Reflecting the distribution of stimulus checks by the federal government, the Commerce Department released a report on Friday unexpectedly showing a substantial increase in U.S. personal income in the month of April.
The Commerce Department said personal income spiked by 10.5 percent in April after tumbling by a revised 2.2 percent in March.
The jump in personal income came as a surprise to economists, who had expected income to plunge by 6.5 percent compared to the 2.0 percent slump originally reported for the previous month.
Disposable personal income, or personal income less personal current taxes, also soared by 13.4 percent in April following a 1.8 percent drop in March.
Meanwhile, the report showed a steep drop in personal spending, reflecting the impact of the coronavirus-induced lockdown.
The Commerce Department said personal spending plummeted by 13.6 percent in April after a revised 6.9 percent slump in March.
Economists had expected spending to tumble by 12.6 percent compared to the 7.5 percent nosedive originally reported for the previous month.
“The 13.2% m/m plunge in real personal spending in April, which leaves consumption nearly 20% below its February level, illustrates the full extent of the hit to demand from the coronavirus lockdowns,” said Andrew Hunter, Senior U.S. Economist at Capital Economics.
He added, “But the surge in personal incomes, as the stimulus cheques came through, should help to support the recovery.”
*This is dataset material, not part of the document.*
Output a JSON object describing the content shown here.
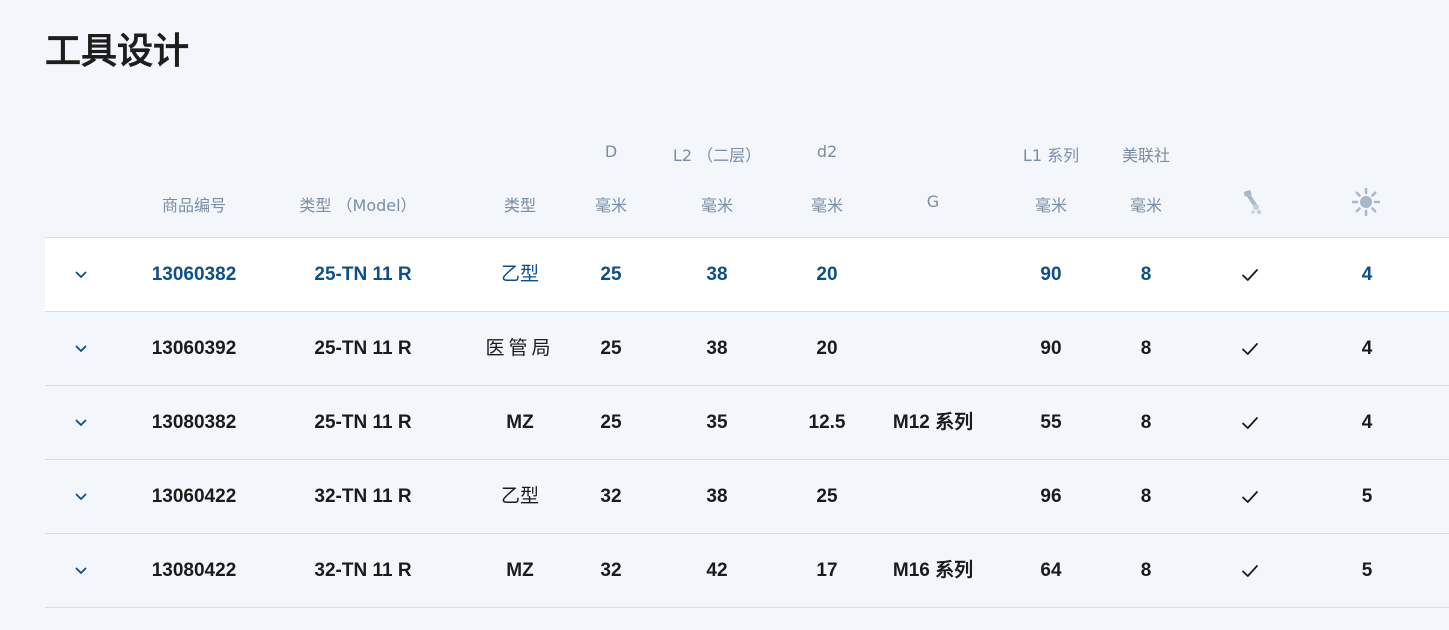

With income spiking and spending plunging, personal saving as a percentage of disposable personal income surged up to a record high 33.0 percent in April from 12.7 percent in March.